◆ Problem description
Filter the listing down to the lines containing the word "rice".

Dataset extract Start Marker

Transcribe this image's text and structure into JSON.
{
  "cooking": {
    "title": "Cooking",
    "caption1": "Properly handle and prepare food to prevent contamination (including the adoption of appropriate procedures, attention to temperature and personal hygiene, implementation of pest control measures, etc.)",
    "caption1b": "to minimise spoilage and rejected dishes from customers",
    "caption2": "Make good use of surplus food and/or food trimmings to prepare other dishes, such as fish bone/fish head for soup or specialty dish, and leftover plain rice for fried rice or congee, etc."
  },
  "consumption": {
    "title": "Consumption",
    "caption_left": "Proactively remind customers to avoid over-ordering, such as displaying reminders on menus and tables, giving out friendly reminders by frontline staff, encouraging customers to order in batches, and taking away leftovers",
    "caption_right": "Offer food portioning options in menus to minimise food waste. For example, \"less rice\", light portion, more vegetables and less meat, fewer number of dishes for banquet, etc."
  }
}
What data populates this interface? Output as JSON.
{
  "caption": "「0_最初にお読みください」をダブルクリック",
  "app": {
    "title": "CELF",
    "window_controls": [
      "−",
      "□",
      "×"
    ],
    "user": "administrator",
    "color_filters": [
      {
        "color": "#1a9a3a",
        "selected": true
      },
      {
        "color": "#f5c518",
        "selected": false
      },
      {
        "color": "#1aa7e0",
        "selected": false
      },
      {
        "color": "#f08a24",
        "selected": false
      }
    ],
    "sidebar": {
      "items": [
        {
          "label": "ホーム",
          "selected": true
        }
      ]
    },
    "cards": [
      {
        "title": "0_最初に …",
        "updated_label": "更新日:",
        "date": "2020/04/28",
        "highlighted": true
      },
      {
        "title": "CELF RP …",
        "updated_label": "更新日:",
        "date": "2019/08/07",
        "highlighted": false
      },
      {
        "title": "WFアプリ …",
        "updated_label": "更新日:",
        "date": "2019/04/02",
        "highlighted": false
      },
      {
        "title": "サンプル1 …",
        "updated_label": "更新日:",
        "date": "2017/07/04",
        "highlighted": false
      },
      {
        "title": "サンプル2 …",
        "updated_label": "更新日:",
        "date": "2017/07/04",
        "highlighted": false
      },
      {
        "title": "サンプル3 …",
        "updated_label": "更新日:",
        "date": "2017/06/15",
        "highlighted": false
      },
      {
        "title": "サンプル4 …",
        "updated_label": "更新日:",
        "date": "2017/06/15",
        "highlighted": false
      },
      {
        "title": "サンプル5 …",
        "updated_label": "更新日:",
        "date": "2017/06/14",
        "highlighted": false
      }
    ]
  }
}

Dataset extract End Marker

◆ Written answer
    "caption2": "Make good use of surplus food and/or food trimmings to prepare other dishes, such as fish bone/fish head for soup or specialty dish, and leftover plain rice for fried rice or congee, etc."
    "caption_right": "Offer food portioning options in menus to minimise food waste. For example, \"less rice\", light portion, more vegetables and less meat, fewer number of dishes for banquet, etc."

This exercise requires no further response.